That's the case, at least, for pitcher Jonathan Papelbon. The Washington Nationals
announced Tuesday that their closer has accepted a three-game Major League Baseball punishment for throwing at the head of Baltimore's Manny Machado
and will also sit out four games without pay, as ordered by the team, for his run-in with teammate Bryce Harper.
That adds up to a seven-game suspension -- or one more than Washington has left in its disappointing 2015 season.
"The behavior exhibited by Papelbon ... is not acceptable," Nationals General Manager Mike Rizzo said. "That is not at all in line with the way our players are expected to conduct themselves, and the Nationals organization will not tolerate it in any way."
As to Harper -- the baseball wunderkind and MVP candidate who, at 22, is 12 years younger than Papelbon -- he was held out of the lineup for one game "because he was involved in a dugout fight," Rizzo said. His pay was not withheld, though, in contrast to Papelbon.
"He was involved in it," the general manager said of Harper. "(But) you could see by the way we weighted the disciplinary actions (that) we felt who was more at fault than the other."
By "it," Rizzo was referring to an incident during Sunday's game with the Philadelphia Phillies. Neither team had much to play for at that point, having been eliminated from playoff contention.
Harper was slow out of the batter's box after flying out to shallow left field in the 8th inning of a 4-4 game. But emotions ratcheted up when he walked back to the dugout and got an earful from Papelbon, who apparently urged him to run the ball out even if he thought he'd get an out.
The young right fielder replied with a few words of his own. Moments later, Papelbon lunged at him -- his hands up by Harper's neck as he pushed him into the back of the dugout.
The scrum was short-lived, as National teammates quickly separated the two men. Papelbon went back to his perch on the dugout steps, while Harper retreated into the clubhouse.
After the game, both players downplayed the incident to reporters. Harper said that Papelbon -- his teammate for less than two months, after the Phillies traded him to the Nationals -- had apologized and insisted "I really don't care."
"It's like brothers fighting," he said. "That's what happens, and hopefully we'll move forward and do what I can for the next six days to have some fun and play the game."
Papelbon, who'd emerged as a star with the Boston Red Sox but had less success after signing with Philadelphia before the 2012 season, admitted "I'm in the wrong here" while also characterizing the incident as an in-house squabble.
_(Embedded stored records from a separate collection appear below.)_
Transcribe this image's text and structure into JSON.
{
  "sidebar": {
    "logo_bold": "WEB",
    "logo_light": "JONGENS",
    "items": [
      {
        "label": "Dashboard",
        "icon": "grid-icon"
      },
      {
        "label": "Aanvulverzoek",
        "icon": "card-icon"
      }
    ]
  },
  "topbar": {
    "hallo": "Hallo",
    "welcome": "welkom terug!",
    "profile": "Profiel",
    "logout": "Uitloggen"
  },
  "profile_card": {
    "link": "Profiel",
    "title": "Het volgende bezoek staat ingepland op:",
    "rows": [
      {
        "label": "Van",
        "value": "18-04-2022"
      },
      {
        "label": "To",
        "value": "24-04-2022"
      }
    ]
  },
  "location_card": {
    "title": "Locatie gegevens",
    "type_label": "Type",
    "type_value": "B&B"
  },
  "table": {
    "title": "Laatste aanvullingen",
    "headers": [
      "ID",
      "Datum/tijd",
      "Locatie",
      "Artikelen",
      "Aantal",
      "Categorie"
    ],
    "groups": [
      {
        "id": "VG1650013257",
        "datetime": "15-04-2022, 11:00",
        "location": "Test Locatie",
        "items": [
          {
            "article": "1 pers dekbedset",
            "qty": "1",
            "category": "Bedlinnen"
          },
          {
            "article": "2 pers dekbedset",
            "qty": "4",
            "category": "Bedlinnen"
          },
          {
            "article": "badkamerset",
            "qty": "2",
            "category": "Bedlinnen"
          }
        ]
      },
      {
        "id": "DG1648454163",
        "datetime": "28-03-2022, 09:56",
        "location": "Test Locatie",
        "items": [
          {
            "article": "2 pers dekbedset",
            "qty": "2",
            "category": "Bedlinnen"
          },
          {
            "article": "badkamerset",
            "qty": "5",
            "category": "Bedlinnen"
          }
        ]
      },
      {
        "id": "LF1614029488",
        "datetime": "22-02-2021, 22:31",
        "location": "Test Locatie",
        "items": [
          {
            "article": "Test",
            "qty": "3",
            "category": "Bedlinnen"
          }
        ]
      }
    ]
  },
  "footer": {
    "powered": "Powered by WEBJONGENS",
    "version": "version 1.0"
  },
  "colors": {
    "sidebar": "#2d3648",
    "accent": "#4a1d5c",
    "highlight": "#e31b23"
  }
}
"I grew up with brothers, he grew up with brothers, (and) I view him as a brother of mine," he told reporters. "Sometimes in this game there's a lot of testosterone, ... there's a lot of intensity that spills over and I think that happened."
Yet Rizzo wasn't so understanding of a flare up that happened in full view of fans and TV cameras.
"We felt that the incident that happened in the dugout was unacceptable," he said. "And we acted accordingly."